The automobile industry is currently undergoing radical change in two particular respects: on the one hand flexible production lines are transforming vehicle manufacturing with networked systems and intelligent robots, while on the other climate change is forcing a whole rethink of mobility. But are these developments really running in separate channels? We explain the links.
The goal is clear: emission-free mobility. To achieve this, Daimler is investing in a major way in carbon-neutral production and vehicle fleets. "Electric first" - the chosen route: by 2030 Mercedes-Benz Cars aims to sell more than half its vehicles with an electric drive system – to include both all-electric vehicles and plug-in hybrids.

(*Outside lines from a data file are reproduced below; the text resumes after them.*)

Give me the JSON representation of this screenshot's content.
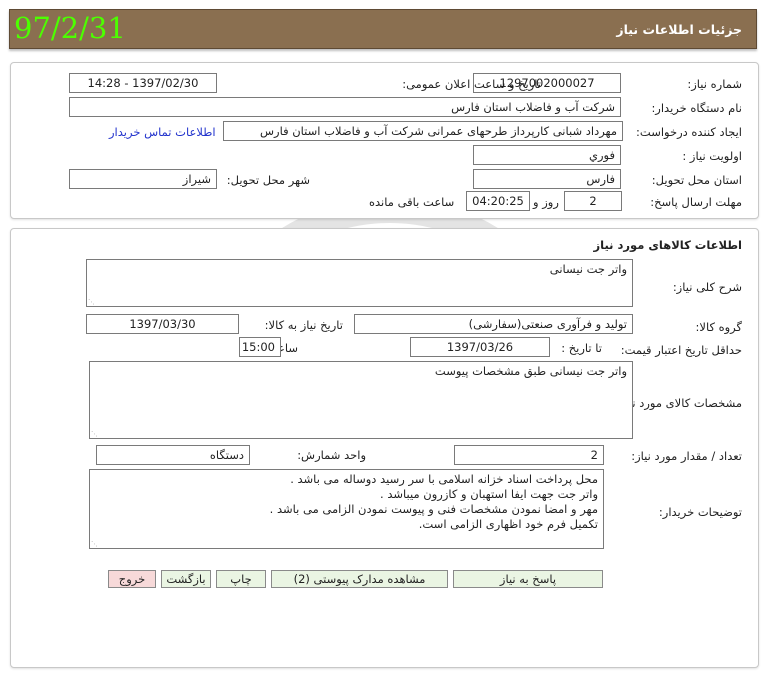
{
  "header": {
    "title": "جزئیات اطلاعات نیاز",
    "date_stamp": "97/2/31"
  },
  "details": {
    "need_number_label": "شماره نیاز:",
    "need_number": "1297002000027",
    "announce_label": "تاریخ و ساعت اعلان عمومی:",
    "announce_value": "1397/02/30 - 14:28",
    "buyer_org_label": "نام دستگاه خریدار:",
    "buyer_org": "شرکت آب و فاضلاب استان فارس",
    "requester_label": "ایجاد کننده درخواست:",
    "requester": "مهرداد شبانی کارپرداز طرحهای عمرانی  شرکت آب و فاضلاب استان فارس",
    "contact_link": "اطلاعات تماس خریدار",
    "priority_label": "اولویت نیاز :",
    "priority": "فوري",
    "province_label": "استان محل تحویل:",
    "province": "فارس",
    "city_label": "شهر محل تحویل:",
    "city": "شیراز",
    "deadline_label": "مهلت ارسال پاسخ:",
    "days_value": "2",
    "days_and_label": "روز و",
    "time_remaining": "04:20:25",
    "time_remaining_label": "ساعت باقی مانده"
  },
  "goods": {
    "section_title": "اطلاعات کالاهای مورد نیاز",
    "description_label": "شرح کلی نیاز:",
    "description": "واتر جت نیسانی",
    "group_label": "گروه کالا:",
    "group": "تولید و فرآوری صنعتی(سفارشی)",
    "need_date_label": "تاریخ نیاز به کالا:",
    "need_date": "1397/03/30",
    "price_validity_label": "حداقل تاریخ اعتبار قیمت:",
    "until_date_label": "تا تاریخ :",
    "until_date": "1397/03/26",
    "hour_label": "ساعت :",
    "hour": "15:00",
    "specs_label": "مشخصات کالای مورد نیاز:",
    "specs": "واتر جت نیسانی طبق مشخصات پیوست",
    "quantity_label": "تعداد / مقدار مورد نیاز:",
    "quantity": "2",
    "unit_label": "واحد شمارش:",
    "unit": "دستگاه",
    "buyer_notes_label": "توضیحات خریدار:",
    "buyer_notes": [
      "محل پرداخت اسناد خزانه اسلامی با سر رسید دوساله می باشد .",
      "واتر جت جهت ایفا استهبان و کازرون میباشد .",
      "مهر و امضا نمودن مشخصات فنی و پیوست نمودن الزامی می باشد .",
      "تکمیل فرم خود اظهاری الزامی است."
    ]
  },
  "actions": {
    "reply": "پاسخ به نیاز",
    "attachments": "مشاهده مدارک پیوستی (2)",
    "print": "چاپ",
    "back": "بازگشت",
    "exit": "خروج"
  },
  "colors": {
    "header_bg": "#8a6f50",
    "date_stamp": "#4cff00",
    "button_bg": "#eaf5e3",
    "exit_button_bg": "#f7d9d9",
    "link": "#2233cc"
  }
}
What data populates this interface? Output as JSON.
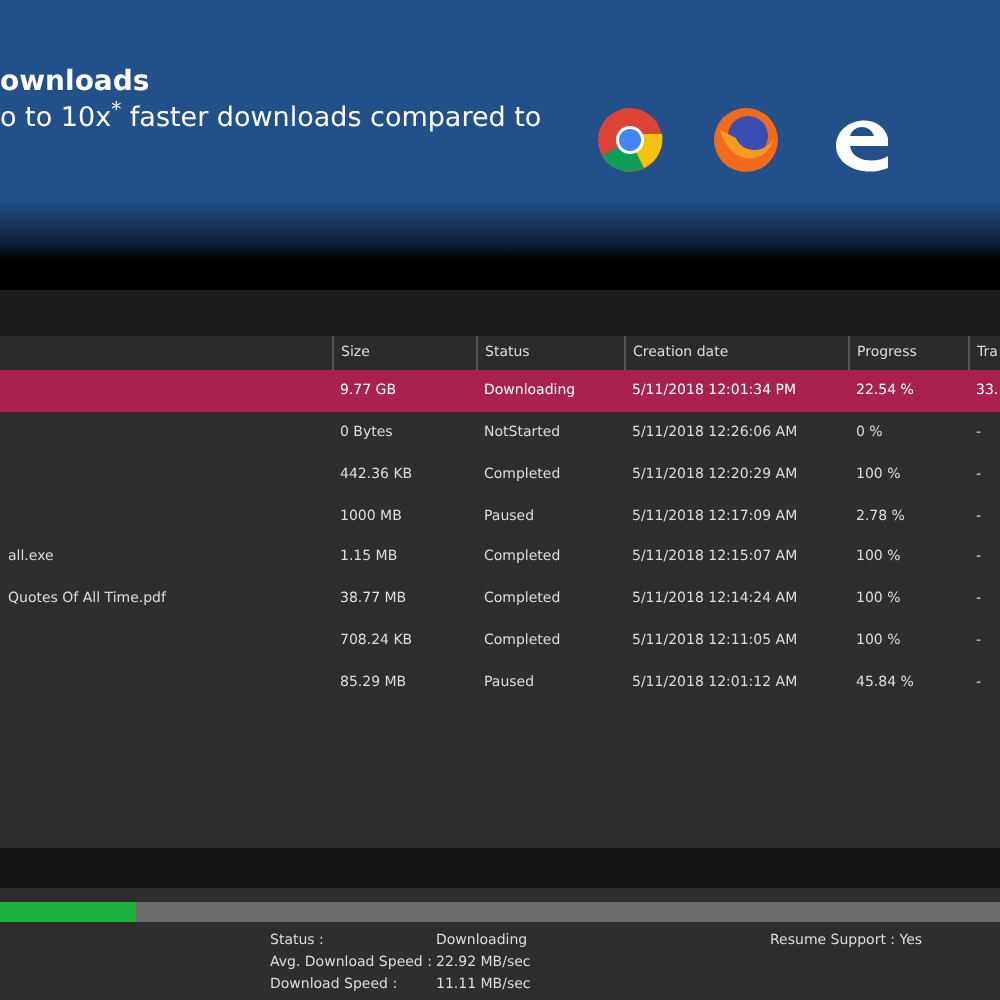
{
  "banner": {
    "title": "ownloads",
    "subtitle": "o to 10x$^{*}$ faster downloads compared to"
  },
  "table": {
    "columns": [
      "",
      "Size",
      "Status",
      "Creation date",
      "Progress",
      "Tra"
    ],
    "rows": [
      {
        "selected": true,
        "cells": [
          "",
          "9.77 GB",
          "Downloading",
          "5/11/2018 12:01:34 PM",
          "22.54 %",
          "33."
        ]
      },
      {
        "selected": false,
        "cells": [
          "",
          "0 Bytes",
          "NotStarted",
          "5/11/2018 12:26:06 AM",
          "0 %",
          "-"
        ]
      },
      {
        "selected": false,
        "cells": [
          "",
          "442.36 KB",
          "Completed",
          "5/11/2018 12:20:29 AM",
          "100 %",
          "-"
        ]
      },
      {
        "selected": false,
        "cells": [
          "",
          "1000 MB",
          "Paused",
          "5/11/2018 12:17:09 AM",
          "2.78 %",
          "-"
        ]
      },
      {
        "selected": false,
        "cells": [
          "all.exe",
          "1.15 MB",
          "Completed",
          "5/11/2018 12:15:07 AM",
          "100 %",
          "-"
        ]
      },
      {
        "selected": false,
        "cells": [
          "Quotes Of All Time.pdf",
          "38.77 MB",
          "Completed",
          "5/11/2018 12:14:24 AM",
          "100 %",
          "-"
        ]
      },
      {
        "selected": false,
        "cells": [
          "",
          "708.24 KB",
          "Completed",
          "5/11/2018 12:11:05 AM",
          "100 %",
          "-"
        ]
      },
      {
        "selected": false,
        "cells": [
          "",
          "85.29 MB",
          "Paused",
          "5/11/2018 12:01:12 AM",
          "45.84 %",
          "-"
        ]
      }
    ]
  },
  "progress": {
    "level": 0.135
  },
  "details": [
    {
      "label": "Status :",
      "value": "Downloading"
    },
    {
      "label": "Avg. Download Speed :",
      "value": "22.92 MB/sec"
    },
    {
      "label": "Download Speed :",
      "value": "11.11 MB/sec"
    }
  ],
  "resume": "Resume Support : Yes"
}
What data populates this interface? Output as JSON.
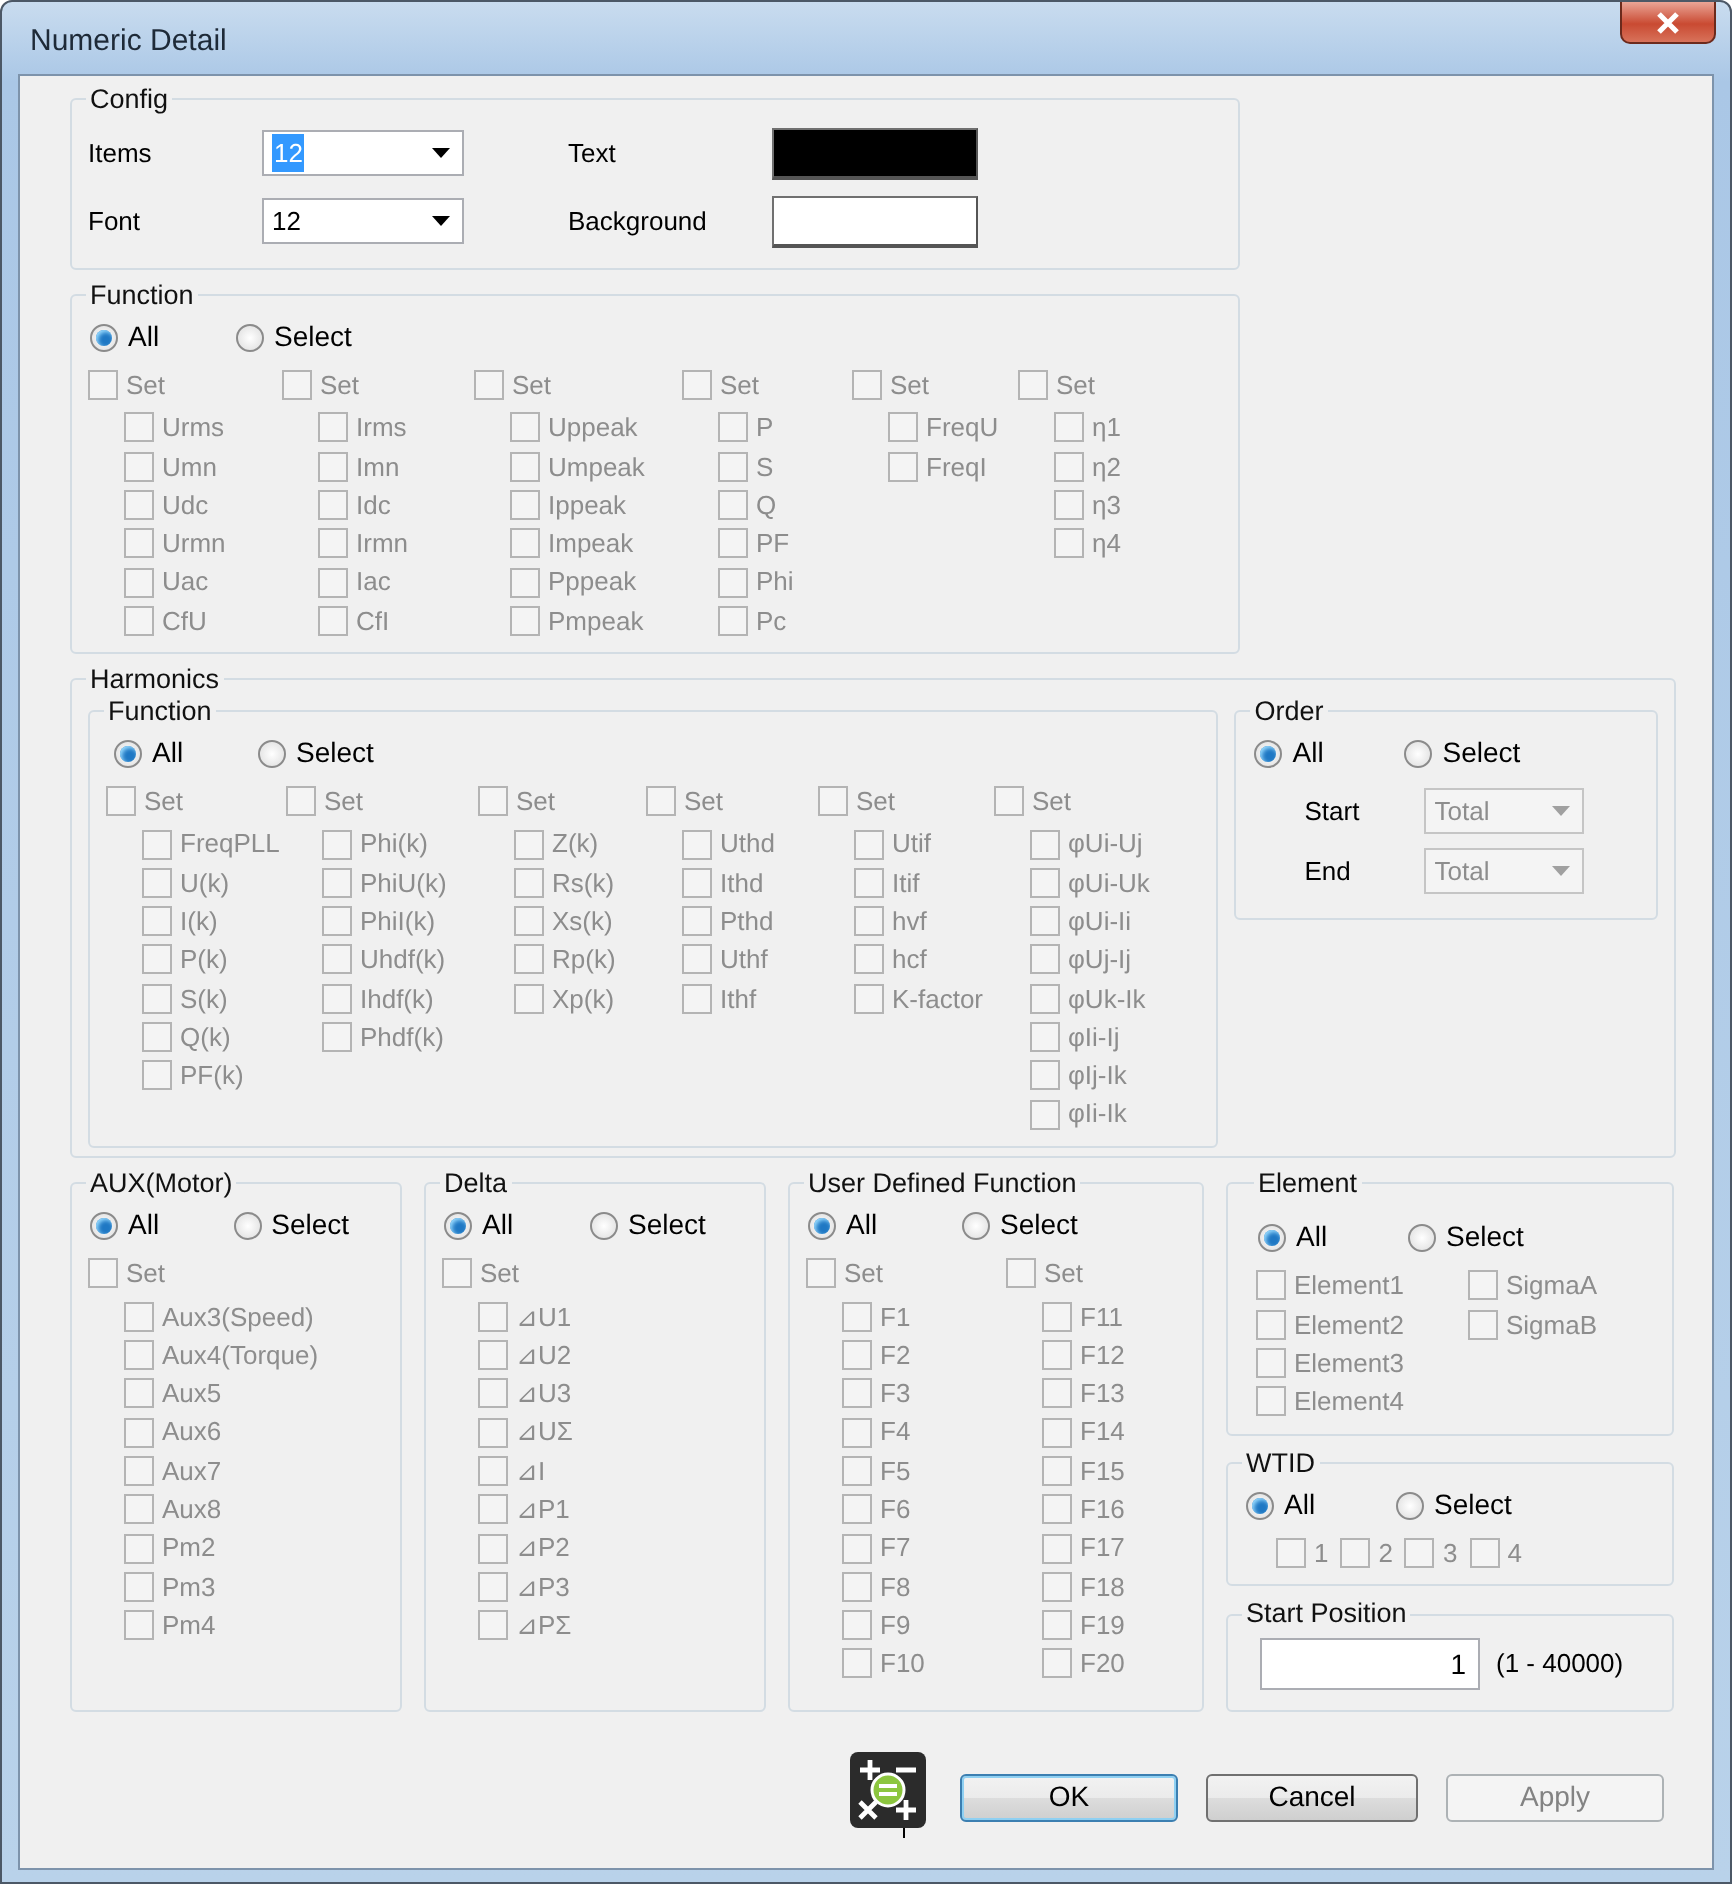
{
  "window": {
    "title": "Numeric Detail"
  },
  "config": {
    "title": "Config",
    "items": {
      "label": "Items",
      "value": "12",
      "text_selected": true
    },
    "font": {
      "label": "Font",
      "value": "12",
      "text_selected": false
    },
    "text_color": {
      "label": "Text",
      "color": "#000000"
    },
    "background_color": {
      "label": "Background",
      "color": "#ffffff"
    }
  },
  "function": {
    "title": "Function",
    "items_disabled": true,
    "radios": [
      {
        "label": "All",
        "selected": true
      },
      {
        "label": "Select",
        "selected": false
      }
    ],
    "columns": [
      {
        "set": {
          "label": "Set",
          "checked": false
        },
        "items": [
          {
            "label": "Urms",
            "checked": false
          },
          {
            "label": "Umn",
            "checked": false
          },
          {
            "label": "Udc",
            "checked": false
          },
          {
            "label": "Urmn",
            "checked": false
          },
          {
            "label": "Uac",
            "checked": false
          },
          {
            "label": "CfU",
            "checked": false
          }
        ]
      },
      {
        "set": {
          "label": "Set",
          "checked": false
        },
        "items": [
          {
            "label": "Irms",
            "checked": false
          },
          {
            "label": "Imn",
            "checked": false
          },
          {
            "label": "Idc",
            "checked": false
          },
          {
            "label": "Irmn",
            "checked": false
          },
          {
            "label": "Iac",
            "checked": false
          },
          {
            "label": "CfI",
            "checked": false
          }
        ]
      },
      {
        "set": {
          "label": "Set",
          "checked": false
        },
        "items": [
          {
            "label": "Uppeak",
            "checked": false
          },
          {
            "label": "Umpeak",
            "checked": false
          },
          {
            "label": "Ippeak",
            "checked": false
          },
          {
            "label": "Impeak",
            "checked": false
          },
          {
            "label": "Pppeak",
            "checked": false
          },
          {
            "label": "Pmpeak",
            "checked": false
          }
        ]
      },
      {
        "set": {
          "label": "Set",
          "checked": false
        },
        "items": [
          {
            "label": "P",
            "checked": false
          },
          {
            "label": "S",
            "checked": false
          },
          {
            "label": "Q",
            "checked": false
          },
          {
            "label": "PF",
            "checked": false
          },
          {
            "label": "Phi",
            "checked": false
          },
          {
            "label": "Pc",
            "checked": false
          }
        ]
      },
      {
        "set": {
          "label": "Set",
          "checked": false
        },
        "items": [
          {
            "label": "FreqU",
            "checked": false
          },
          {
            "label": "FreqI",
            "checked": false
          }
        ]
      },
      {
        "set": {
          "label": "Set",
          "checked": false
        },
        "items": [
          {
            "label": "η1",
            "checked": false
          },
          {
            "label": "η2",
            "checked": false
          },
          {
            "label": "η3",
            "checked": false
          },
          {
            "label": "η4",
            "checked": false
          }
        ]
      }
    ]
  },
  "harmonics": {
    "title": "Harmonics",
    "function": {
      "title": "Function",
      "items_disabled": true,
      "radios": [
        {
          "label": "All",
          "selected": true
        },
        {
          "label": "Select",
          "selected": false
        }
      ],
      "columns": [
        {
          "set": {
            "label": "Set",
            "checked": false
          },
          "items": [
            {
              "label": "FreqPLL",
              "checked": false
            },
            {
              "label": "U(k)",
              "checked": false
            },
            {
              "label": "I(k)",
              "checked": false
            },
            {
              "label": "P(k)",
              "checked": false
            },
            {
              "label": "S(k)",
              "checked": false
            },
            {
              "label": "Q(k)",
              "checked": false
            },
            {
              "label": "PF(k)",
              "checked": false
            }
          ]
        },
        {
          "set": {
            "label": "Set",
            "checked": false
          },
          "items": [
            {
              "label": "Phi(k)",
              "checked": false
            },
            {
              "label": "PhiU(k)",
              "checked": false
            },
            {
              "label": "PhiI(k)",
              "checked": false
            },
            {
              "label": "Uhdf(k)",
              "checked": false
            },
            {
              "label": "Ihdf(k)",
              "checked": false
            },
            {
              "label": "Phdf(k)",
              "checked": false
            }
          ]
        },
        {
          "set": {
            "label": "Set",
            "checked": false
          },
          "items": [
            {
              "label": "Z(k)",
              "checked": false
            },
            {
              "label": "Rs(k)",
              "checked": false
            },
            {
              "label": "Xs(k)",
              "checked": false
            },
            {
              "label": "Rp(k)",
              "checked": false
            },
            {
              "label": "Xp(k)",
              "checked": false
            }
          ]
        },
        {
          "set": {
            "label": "Set",
            "checked": false
          },
          "items": [
            {
              "label": "Uthd",
              "checked": false
            },
            {
              "label": "Ithd",
              "checked": false
            },
            {
              "label": "Pthd",
              "checked": false
            },
            {
              "label": "Uthf",
              "checked": false
            },
            {
              "label": "Ithf",
              "checked": false
            }
          ]
        },
        {
          "set": {
            "label": "Set",
            "checked": false
          },
          "items": [
            {
              "label": "Utif",
              "checked": false
            },
            {
              "label": "Itif",
              "checked": false
            },
            {
              "label": "hvf",
              "checked": false
            },
            {
              "label": "hcf",
              "checked": false
            },
            {
              "label": "K-factor",
              "checked": false
            }
          ]
        },
        {
          "set": {
            "label": "Set",
            "checked": false
          },
          "items": [
            {
              "label": "φUi-Uj",
              "checked": false
            },
            {
              "label": "φUi-Uk",
              "checked": false
            },
            {
              "label": "φUi-Ii",
              "checked": false
            },
            {
              "label": "φUj-Ij",
              "checked": false
            },
            {
              "label": "φUk-Ik",
              "checked": false
            },
            {
              "label": "φIi-Ij",
              "checked": false
            },
            {
              "label": "φIj-Ik",
              "checked": false
            },
            {
              "label": "φIi-Ik",
              "checked": false
            }
          ]
        }
      ]
    },
    "order": {
      "title": "Order",
      "fields_disabled": true,
      "radios": [
        {
          "label": "All",
          "selected": true
        },
        {
          "label": "Select",
          "selected": false
        }
      ],
      "start": {
        "label": "Start",
        "value": "Total"
      },
      "end": {
        "label": "End",
        "value": "Total"
      }
    }
  },
  "aux": {
    "title": "AUX(Motor)",
    "items_disabled": true,
    "radios": [
      {
        "label": "All",
        "selected": true
      },
      {
        "label": "Select",
        "selected": false
      }
    ],
    "columns": [
      {
        "set": {
          "label": "Set",
          "checked": false
        },
        "items": [
          {
            "label": "Aux3(Speed)",
            "checked": false
          },
          {
            "label": "Aux4(Torque)",
            "checked": false
          },
          {
            "label": "Aux5",
            "checked": false
          },
          {
            "label": "Aux6",
            "checked": false
          },
          {
            "label": "Aux7",
            "checked": false
          },
          {
            "label": "Aux8",
            "checked": false
          },
          {
            "label": "Pm2",
            "checked": false
          },
          {
            "label": "Pm3",
            "checked": false
          },
          {
            "label": "Pm4",
            "checked": false
          }
        ]
      }
    ]
  },
  "delta": {
    "title": "Delta",
    "items_disabled": true,
    "radios": [
      {
        "label": "All",
        "selected": true
      },
      {
        "label": "Select",
        "selected": false
      }
    ],
    "columns": [
      {
        "set": {
          "label": "Set",
          "checked": false
        },
        "items": [
          {
            "label": "⊿U1",
            "checked": false
          },
          {
            "label": "⊿U2",
            "checked": false
          },
          {
            "label": "⊿U3",
            "checked": false
          },
          {
            "label": "⊿UΣ",
            "checked": false
          },
          {
            "label": "⊿I",
            "checked": false
          },
          {
            "label": "⊿P1",
            "checked": false
          },
          {
            "label": "⊿P2",
            "checked": false
          },
          {
            "label": "⊿P3",
            "checked": false
          },
          {
            "label": "⊿PΣ",
            "checked": false
          }
        ]
      }
    ]
  },
  "user_defined_function": {
    "title": "User Defined Function",
    "items_disabled": true,
    "radios": [
      {
        "label": "All",
        "selected": true
      },
      {
        "label": "Select",
        "selected": false
      }
    ],
    "columns": [
      {
        "set": {
          "label": "Set",
          "checked": false
        },
        "items": [
          {
            "label": "F1",
            "checked": false
          },
          {
            "label": "F2",
            "checked": false
          },
          {
            "label": "F3",
            "checked": false
          },
          {
            "label": "F4",
            "checked": false
          },
          {
            "label": "F5",
            "checked": false
          },
          {
            "label": "F6",
            "checked": false
          },
          {
            "label": "F7",
            "checked": false
          },
          {
            "label": "F8",
            "checked": false
          },
          {
            "label": "F9",
            "checked": false
          },
          {
            "label": "F10",
            "checked": false
          }
        ]
      },
      {
        "set": {
          "label": "Set",
          "checked": false
        },
        "items": [
          {
            "label": "F11",
            "checked": false
          },
          {
            "label": "F12",
            "checked": false
          },
          {
            "label": "F13",
            "checked": false
          },
          {
            "label": "F14",
            "checked": false
          },
          {
            "label": "F15",
            "checked": false
          },
          {
            "label": "F16",
            "checked": false
          },
          {
            "label": "F17",
            "checked": false
          },
          {
            "label": "F18",
            "checked": false
          },
          {
            "label": "F19",
            "checked": false
          },
          {
            "label": "F20",
            "checked": false
          }
        ]
      }
    ]
  },
  "element": {
    "title": "Element",
    "items_disabled": true,
    "radios": [
      {
        "label": "All",
        "selected": true
      },
      {
        "label": "Select",
        "selected": false
      }
    ],
    "columns": [
      {
        "items": [
          {
            "label": "Element1",
            "checked": false
          },
          {
            "label": "Element2",
            "checked": false
          },
          {
            "label": "Element3",
            "checked": false
          },
          {
            "label": "Element4",
            "checked": false
          }
        ]
      },
      {
        "items": [
          {
            "label": "SigmaA",
            "checked": false
          },
          {
            "label": "SigmaB",
            "checked": false
          }
        ]
      }
    ]
  },
  "wtid": {
    "title": "WTID",
    "items_disabled": true,
    "radios": [
      {
        "label": "All",
        "selected": true
      },
      {
        "label": "Select",
        "selected": false
      }
    ],
    "items": [
      {
        "label": "1",
        "checked": false
      },
      {
        "label": "2",
        "checked": false
      },
      {
        "label": "3",
        "checked": false
      },
      {
        "label": "4",
        "checked": false
      }
    ]
  },
  "start_position": {
    "title": "Start Position",
    "value": "1",
    "range": "(1 - 40000)"
  },
  "buttons": [
    {
      "label": "OK",
      "default": true,
      "disabled": false
    },
    {
      "label": "Cancel",
      "default": false,
      "disabled": false
    },
    {
      "label": "Apply",
      "default": false,
      "disabled": true
    }
  ]
}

However, the production switchover from combustion engine to electric drive is not going to happen overnight. First of all the infrastructure in the plants must be adapted to cope with the new requirements. The magic word in this context is flexibility. Agile production lines do not only make it possible to accommodate individual customer requirements in terms of equipment and appointments, but also to manufacture vehicles with different drive systems on the same line. Such agility is also important with respect to the installation of future battery generations. This is because major technological leaps in particular, which are not unusual during the early stages of development, can necessitate modification of the systems within a very short time period.
We visited Bremen for a closer look at how Daimler is managing the shift to electric mobility. Since 2019 the EQC has been integrated into regular production there, including the installation of the drive batteries supplied by the wholly owned Mercedes-Benz subsidiary Accumotive in Kamenz (read more).